▶ Problem
Find the word "icon" in the data below and copy each line that holds it.

▶ Records for the task
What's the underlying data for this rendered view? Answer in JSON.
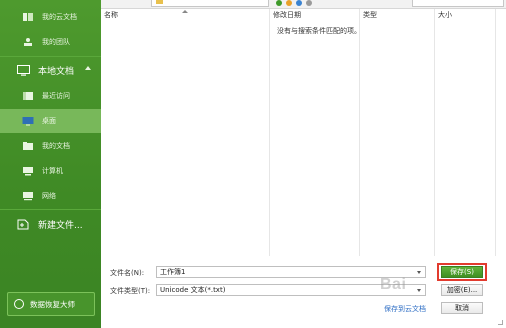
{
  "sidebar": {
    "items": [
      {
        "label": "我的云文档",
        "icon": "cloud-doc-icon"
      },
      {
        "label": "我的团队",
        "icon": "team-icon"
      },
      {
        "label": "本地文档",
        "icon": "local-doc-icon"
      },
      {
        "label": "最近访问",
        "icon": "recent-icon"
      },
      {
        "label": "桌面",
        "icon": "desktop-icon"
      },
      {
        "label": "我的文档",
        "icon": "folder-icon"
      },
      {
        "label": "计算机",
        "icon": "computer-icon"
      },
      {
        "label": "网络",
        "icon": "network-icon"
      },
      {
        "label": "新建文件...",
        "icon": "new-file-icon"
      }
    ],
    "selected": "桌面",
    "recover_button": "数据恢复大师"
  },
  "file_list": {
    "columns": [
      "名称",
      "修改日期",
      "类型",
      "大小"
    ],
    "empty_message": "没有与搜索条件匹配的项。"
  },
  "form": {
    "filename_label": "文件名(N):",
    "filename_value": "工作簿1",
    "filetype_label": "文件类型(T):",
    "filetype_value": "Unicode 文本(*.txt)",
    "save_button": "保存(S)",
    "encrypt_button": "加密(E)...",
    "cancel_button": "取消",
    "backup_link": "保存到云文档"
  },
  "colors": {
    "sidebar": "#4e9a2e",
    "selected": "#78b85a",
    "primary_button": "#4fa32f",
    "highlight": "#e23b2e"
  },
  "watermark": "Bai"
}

▶ Response area
        "icon": "cloud-doc-icon"
        "icon": "team-icon"
        "icon": "local-doc-icon"
        "icon": "recent-icon"
        "icon": "desktop-icon"
        "icon": "folder-icon"
        "icon": "computer-icon"
        "icon": "network-icon"
        "icon": "new-file-icon"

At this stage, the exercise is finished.